# [GOAL OF THE EXERCISE]
Apart from the images, repeat the data below exactly as written.

DATA PROVIDED Start Marker

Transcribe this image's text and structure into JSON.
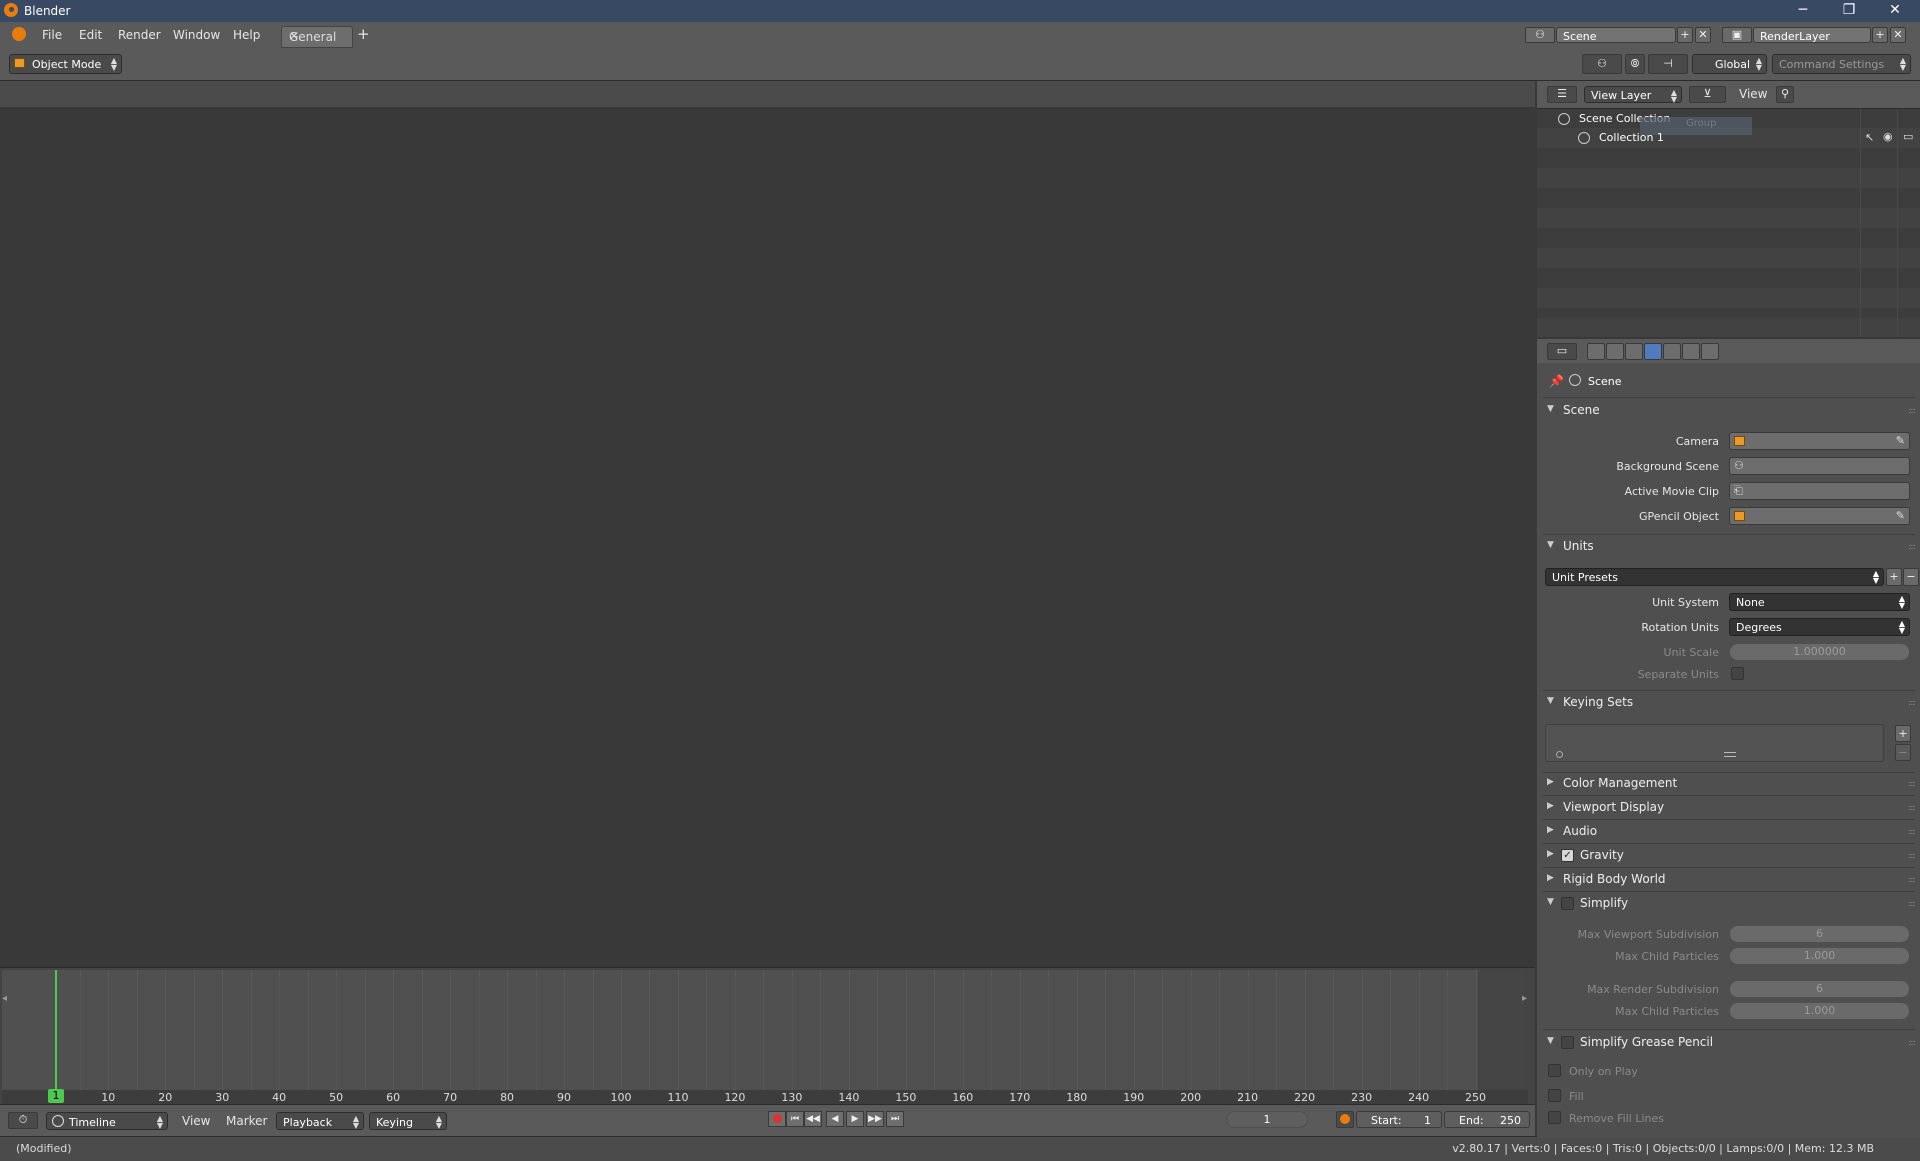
{
  "app": {
    "title": "Blender"
  },
  "window_controls": {
    "minimize": "─",
    "maximize": "❐",
    "close": "✕"
  },
  "menubar": {
    "items": [
      "File",
      "Edit",
      "Render",
      "Window",
      "Help"
    ],
    "workspace_tab": "General",
    "add_tab": "+",
    "scene": "Scene",
    "render_layer": "RenderLayer"
  },
  "header": {
    "mode": "Object Mode",
    "orientation": "Global",
    "command_settings": "Command Settings"
  },
  "outliner": {
    "view_layer": "View Layer",
    "view_menu": "View",
    "scene_collection": "Scene Collection",
    "collection": "Collection 1",
    "ghost_text": "Group"
  },
  "properties": {
    "context": "Scene",
    "scene_panel": {
      "title": "Scene",
      "fields": [
        "Camera",
        "Background Scene",
        "Active Movie Clip",
        "GPencil Object"
      ]
    },
    "units_panel": {
      "title": "Units",
      "presets": "Unit Presets",
      "unit_system_label": "Unit System",
      "unit_system": "None",
      "rotation_units_label": "Rotation Units",
      "rotation_units": "Degrees",
      "unit_scale_label": "Unit Scale",
      "unit_scale": "1.000000",
      "separate_units_label": "Separate Units"
    },
    "keying_sets_title": "Keying Sets",
    "collapsed_panels": [
      "Color Management",
      "Viewport Display",
      "Audio",
      "Gravity",
      "Rigid Body World"
    ],
    "simplify": {
      "title": "Simplify",
      "max_viewport_subdiv_label": "Max Viewport Subdivision",
      "max_viewport_subdiv": "6",
      "max_child_particles_label": "Max Child Particles",
      "max_child_particles": "1.000",
      "max_render_subdiv_label": "Max Render Subdivision",
      "max_render_subdiv": "6",
      "max_child_particles_render": "1.000"
    },
    "simplify_gp": {
      "title": "Simplify Grease Pencil",
      "only_on_play": "Only on Play",
      "fill": "Fill",
      "remove_fill_lines": "Remove Fill Lines"
    }
  },
  "timeline": {
    "ticks": [
      "10",
      "20",
      "30",
      "40",
      "50",
      "60",
      "70",
      "80",
      "90",
      "100",
      "110",
      "120",
      "130",
      "140",
      "150",
      "160",
      "170",
      "180",
      "190",
      "200",
      "210",
      "220",
      "230",
      "240",
      "250"
    ],
    "current_frame_marker": "1",
    "editor": "Timeline",
    "menus": [
      "View",
      "Marker"
    ],
    "playback": "Playback",
    "keying": "Keying",
    "current_frame": "1",
    "start_label": "Start:",
    "start": "1",
    "end_label": "End:",
    "end": "250"
  },
  "statusbar": {
    "left": "(Modified)",
    "right": "v2.80.17 | Verts:0 | Faces:0 | Tris:0 | Objects:0/0 | Lamps:0/0 | Mem: 12.3 MB"
  }
}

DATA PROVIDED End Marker

# [RESULT]
Transcribe this image's text and structure into JSON.
{
  "app": {
    "title": "Blender"
  },
  "window_controls": {
    "minimize": "─",
    "maximize": "❐",
    "close": "✕"
  },
  "menubar": {
    "items": [
      "File",
      "Edit",
      "Render",
      "Window",
      "Help"
    ],
    "workspace_tab": "General",
    "add_tab": "+",
    "scene": "Scene",
    "render_layer": "RenderLayer"
  },
  "header": {
    "mode": "Object Mode",
    "orientation": "Global",
    "command_settings": "Command Settings"
  },
  "outliner": {
    "view_layer": "View Layer",
    "view_menu": "View",
    "scene_collection": "Scene Collection",
    "collection": "Collection 1",
    "ghost_text": "Group"
  },
  "properties": {
    "context": "Scene",
    "scene_panel": {
      "title": "Scene",
      "fields": [
        "Camera",
        "Background Scene",
        "Active Movie Clip",
        "GPencil Object"
      ]
    },
    "units_panel": {
      "title": "Units",
      "presets": "Unit Presets",
      "unit_system_label": "Unit System",
      "unit_system": "None",
      "rotation_units_label": "Rotation Units",
      "rotation_units": "Degrees",
      "unit_scale_label": "Unit Scale",
      "unit_scale": "1.000000",
      "separate_units_label": "Separate Units"
    },
    "keying_sets_title": "Keying Sets",
    "collapsed_panels": [
      "Color Management",
      "Viewport Display",
      "Audio",
      "Gravity",
      "Rigid Body World"
    ],
    "simplify": {
      "title": "Simplify",
      "max_viewport_subdiv_label": "Max Viewport Subdivision",
      "max_viewport_subdiv": "6",
      "max_child_particles_label": "Max Child Particles",
      "max_child_particles": "1.000",
      "max_render_subdiv_label": "Max Render Subdivision",
      "max_render_subdiv": "6",
      "max_child_particles_render": "1.000"
    },
    "simplify_gp": {
      "title": "Simplify Grease Pencil",
      "only_on_play": "Only on Play",
      "fill": "Fill",
      "remove_fill_lines": "Remove Fill Lines"
    }
  },
  "timeline": {
    "ticks": [
      "10",
      "20",
      "30",
      "40",
      "50",
      "60",
      "70",
      "80",
      "90",
      "100",
      "110",
      "120",
      "130",
      "140",
      "150",
      "160",
      "170",
      "180",
      "190",
      "200",
      "210",
      "220",
      "230",
      "240",
      "250"
    ],
    "current_frame_marker": "1",
    "editor": "Timeline",
    "menus": [
      "View",
      "Marker"
    ],
    "playback": "Playback",
    "keying": "Keying",
    "current_frame": "1",
    "start_label": "Start:",
    "start": "1",
    "end_label": "End:",
    "end": "250"
  },
  "statusbar": {
    "left": "(Modified)",
    "right": "v2.80.17 | Verts:0 | Faces:0 | Tris:0 | Objects:0/0 | Lamps:0/0 | Mem: 12.3 MB"
  }
}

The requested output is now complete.